- 1 How to Gel Stain Over Stain the Easy Way
- 2 What is Gel Stain?
- 3 Gel Stain vs. Stain
- 4 Applying Gel Stain
- 5 How to Gel Stain Over Stain or Paint – Supplies:
- 6 Applying Gel Stain Over Paint?
- 8 Where to Buy Gel Stain
- 10 6. Applying Gel Stain Over Paint
- 12 How Long Does it Take Gel Stain to Dry?
- 14 Can you Polyurethane Over Gel Stain?
- 16 How to Apply a Clear Coat to Gel Stain
- 17 Examples of Furniture Makeovers with a Gel Stain Finish:
- 19 RENOVATED THINKING:
- 21 FAQ’s on How to Apply Gel Stain Over Stain:
- 22 Gel Stain Problems:

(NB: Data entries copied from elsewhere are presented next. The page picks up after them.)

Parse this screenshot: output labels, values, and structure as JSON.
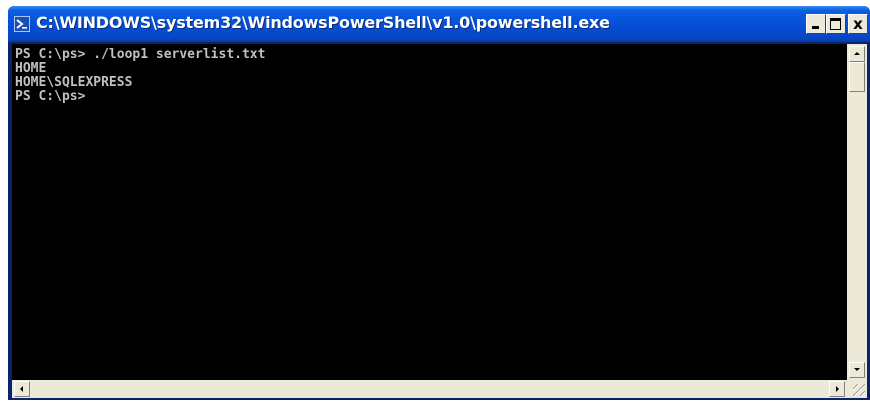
{
  "window": {
    "title": "C:\\WINDOWS\\system32\\WindowsPowerShell\\v1.0\\powershell.exe",
    "controls": {
      "minimize": "",
      "maximize": "",
      "close": "x"
    }
  },
  "console": {
    "background": "#000000",
    "foreground": "#c0c0c0",
    "lines": [
      "PS C:\\ps> ./loop1 serverlist.txt",
      "HOME",
      "HOME\\SQLEXPRESS",
      "PS C:\\ps>"
    ]
  },
  "icons": {
    "title_icon": "powershell-icon",
    "minimize": "minimize-icon",
    "maximize": "maximize-icon",
    "close": "close-icon"
  },
  "colors": {
    "titlebar": "#0550d8",
    "chrome": "#ece9d8"
  }
}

- 23 Related Posts to Applying Gel Stain Over Stain:
- 24 Gel Stain Over Paint Technique – Final Thoughts
- 25 Stain Over Stain Technique for Furniture
Stain Over Stain Technique for Furniture
Welcome to Renovated Faith, where I share about DIY projects, my faith and everything in between! When I’m not spending time with my family, you will find me redoing furniture in the garage or watering plants in my greenhouse. This blog is about transformation. Anyone can renovate a house but only God can transform our hearts!